____ EXERCISE INPUT
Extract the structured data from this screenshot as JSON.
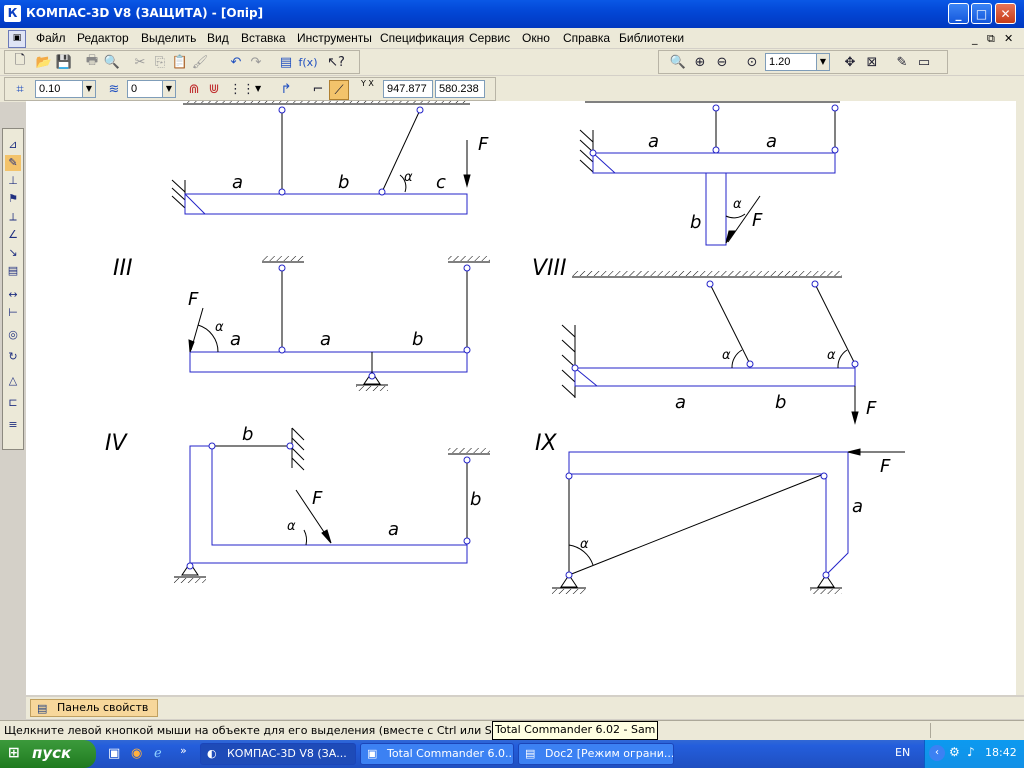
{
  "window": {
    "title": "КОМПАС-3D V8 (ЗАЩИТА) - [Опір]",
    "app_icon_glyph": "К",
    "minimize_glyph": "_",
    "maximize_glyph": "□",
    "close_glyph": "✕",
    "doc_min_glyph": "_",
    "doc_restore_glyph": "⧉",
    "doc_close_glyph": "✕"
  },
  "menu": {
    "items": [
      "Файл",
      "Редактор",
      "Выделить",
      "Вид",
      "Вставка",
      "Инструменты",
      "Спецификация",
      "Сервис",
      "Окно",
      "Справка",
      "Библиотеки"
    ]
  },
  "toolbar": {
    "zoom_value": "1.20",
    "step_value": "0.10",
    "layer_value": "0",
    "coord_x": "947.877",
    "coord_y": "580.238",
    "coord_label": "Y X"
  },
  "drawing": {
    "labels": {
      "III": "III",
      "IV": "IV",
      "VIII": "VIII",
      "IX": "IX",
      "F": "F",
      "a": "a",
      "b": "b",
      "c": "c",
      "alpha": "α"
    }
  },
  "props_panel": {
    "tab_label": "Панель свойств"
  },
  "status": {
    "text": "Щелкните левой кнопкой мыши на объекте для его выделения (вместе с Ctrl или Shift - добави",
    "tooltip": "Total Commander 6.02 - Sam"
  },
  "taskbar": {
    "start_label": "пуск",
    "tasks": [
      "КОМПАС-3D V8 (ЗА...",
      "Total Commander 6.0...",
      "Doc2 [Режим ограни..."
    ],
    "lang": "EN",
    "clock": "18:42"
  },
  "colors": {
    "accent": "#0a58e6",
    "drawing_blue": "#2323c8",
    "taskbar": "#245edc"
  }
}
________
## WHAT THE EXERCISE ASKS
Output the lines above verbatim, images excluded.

## ANSWER TO THIS PROBLEM
Extract the structured data from this screenshot as JSON.
{
  "window": {
    "title": "КОМПАС-3D V8 (ЗАЩИТА) - [Опір]",
    "app_icon_glyph": "К",
    "minimize_glyph": "_",
    "maximize_glyph": "□",
    "close_glyph": "✕",
    "doc_min_glyph": "_",
    "doc_restore_glyph": "⧉",
    "doc_close_glyph": "✕"
  },
  "menu": {
    "items": [
      "Файл",
      "Редактор",
      "Выделить",
      "Вид",
      "Вставка",
      "Инструменты",
      "Спецификация",
      "Сервис",
      "Окно",
      "Справка",
      "Библиотеки"
    ]
  },
  "toolbar": {
    "zoom_value": "1.20",
    "step_value": "0.10",
    "layer_value": "0",
    "coord_x": "947.877",
    "coord_y": "580.238",
    "coord_label": "Y X"
  },
  "drawing": {
    "labels": {
      "III": "III",
      "IV": "IV",
      "VIII": "VIII",
      "IX": "IX",
      "F": "F",
      "a": "a",
      "b": "b",
      "c": "c",
      "alpha": "α"
    }
  },
  "props_panel": {
    "tab_label": "Панель свойств"
  },
  "status": {
    "text": "Щелкните левой кнопкой мыши на объекте для его выделения (вместе с Ctrl или Shift - добави",
    "tooltip": "Total Commander 6.02 - Sam"
  },
  "taskbar": {
    "start_label": "пуск",
    "tasks": [
      "КОМПАС-3D V8 (ЗА...",
      "Total Commander 6.0...",
      "Doc2 [Режим ограни..."
    ],
    "lang": "EN",
    "clock": "18:42"
  },
  "colors": {
    "accent": "#0a58e6",
    "drawing_blue": "#2323c8",
    "taskbar": "#245edc"
  }
}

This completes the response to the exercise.